That is all.
And that is enough.
For at that party she will ask for a second party.
And at the third party, she will tell the truth, just enough truth to put the world back on its axis again.
No fireworks, no miracles, no tirades, no shouting.
It is a new way of being a prophet. Less glory but arguably more effective.
The edge of possibility and the bare minimum of meticulously planned action.
So we learn:
When there seems to be no God, we don’t get silent.
Instead: we accept possibility and the responsibility it entails.
Instead: Like Esther we clothe ourselves in royalty
We take on the divine attributes
And we go into the throne rooms of the palaces, even if we were not summoned
We go in stealthily and thoughtfully, the way Esther did
We ask for justice in the language of parties and favors, actions, invitations, and dinners
And instead of yelling out into the street or on twitter to find those who might somehow hear our message
We consider where our carefully placed words will do the most good
We speak our message not from outside of this world as the old prophets once did
Not from above the world
But from within the world.
And so, I will close with this, I have to
In this week’s Torah (don’t think I forgot), parashat Termuah
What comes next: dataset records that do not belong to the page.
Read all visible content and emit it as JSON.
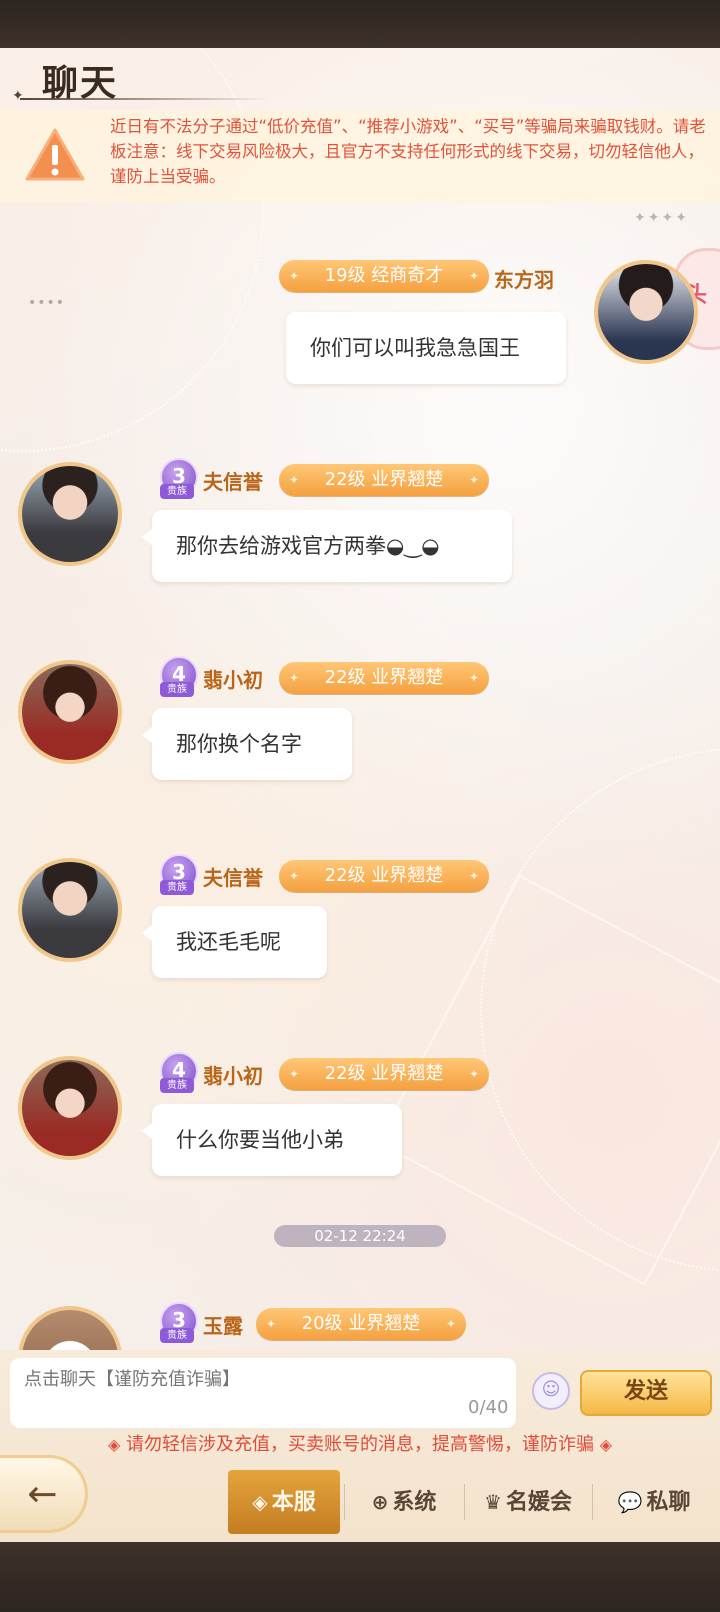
{
  "header": {
    "title": "聊天"
  },
  "notice": {
    "text": "近日有不法分子通过“低价充值”、“推荐小游戏”、“买号”等骗局来骗取钱财。请老板注意：线下交易风险极大，且官方不支持任何形式的线下交易，切勿轻信他人，谨防上当受骗。"
  },
  "side_badge": {
    "label": "头"
  },
  "messages": [
    {
      "side": "right",
      "username": "东方羽",
      "level": "19级 经商奇才",
      "text": "你们可以叫我急急国王",
      "avatar": "male-glasses-avatar"
    },
    {
      "side": "left",
      "username": "夫信誉",
      "rank": "3",
      "rank_tag": "贵族",
      "level": "22级 业界翘楚",
      "text": "那你去给游戏官方两拳◒‿◒",
      "avatar": "male-avatar"
    },
    {
      "side": "left",
      "username": "翡小初",
      "rank": "4",
      "rank_tag": "贵族",
      "level": "22级 业界翘楚",
      "text": "那你换个名字",
      "avatar": "female-avatar"
    },
    {
      "side": "left",
      "username": "夫信誉",
      "rank": "3",
      "rank_tag": "贵族",
      "level": "22级 业界翘楚",
      "text": "我还毛毛呢",
      "avatar": "male-avatar"
    },
    {
      "side": "left",
      "username": "翡小初",
      "rank": "4",
      "rank_tag": "贵族",
      "level": "22级 业界翘楚",
      "text": "什么你要当他小弟",
      "avatar": "female-avatar"
    },
    {
      "side": "left",
      "username": "玉露",
      "rank": "3",
      "rank_tag": "贵族",
      "level": "20级 业界翘楚",
      "text": "",
      "avatar": "white-hat-avatar"
    }
  ],
  "timestamp": "02-12 22:24",
  "composer": {
    "placeholder": "点击聊天【谨防充值诈骗】",
    "counter": "0/40",
    "send_label": "发送",
    "emoji_icon": "smile-icon"
  },
  "warning_line": "请勿轻信涉及充值，买卖账号的消息，提高警惕，谨防诈骗",
  "tabs": [
    {
      "label": "本服",
      "icon": "diamond-icon",
      "active": true
    },
    {
      "label": "系统",
      "icon": "globe-icon",
      "active": false
    },
    {
      "label": "名媛会",
      "icon": "crown-icon",
      "active": false
    },
    {
      "label": "私聊",
      "icon": "chat-icon",
      "active": false
    }
  ],
  "colors": {
    "accent": "#f4a040",
    "warning": "#e0523a",
    "username": "#b9661a"
  }
}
Which details the building of the mishkan, the holy place where we meet God
As soon as the description of the ark is given
The very next thing on the list
The thing that helps to make the space a holy one
Is not the menorah nor the violet curtains
It is a table,
The table where the priests would be fed
The table, where, the rabbis teach, God would give us food,
Show us we were blessed
It is the table,
Right next to the ark
The place where, we understand now, all us modern prophets show up for work.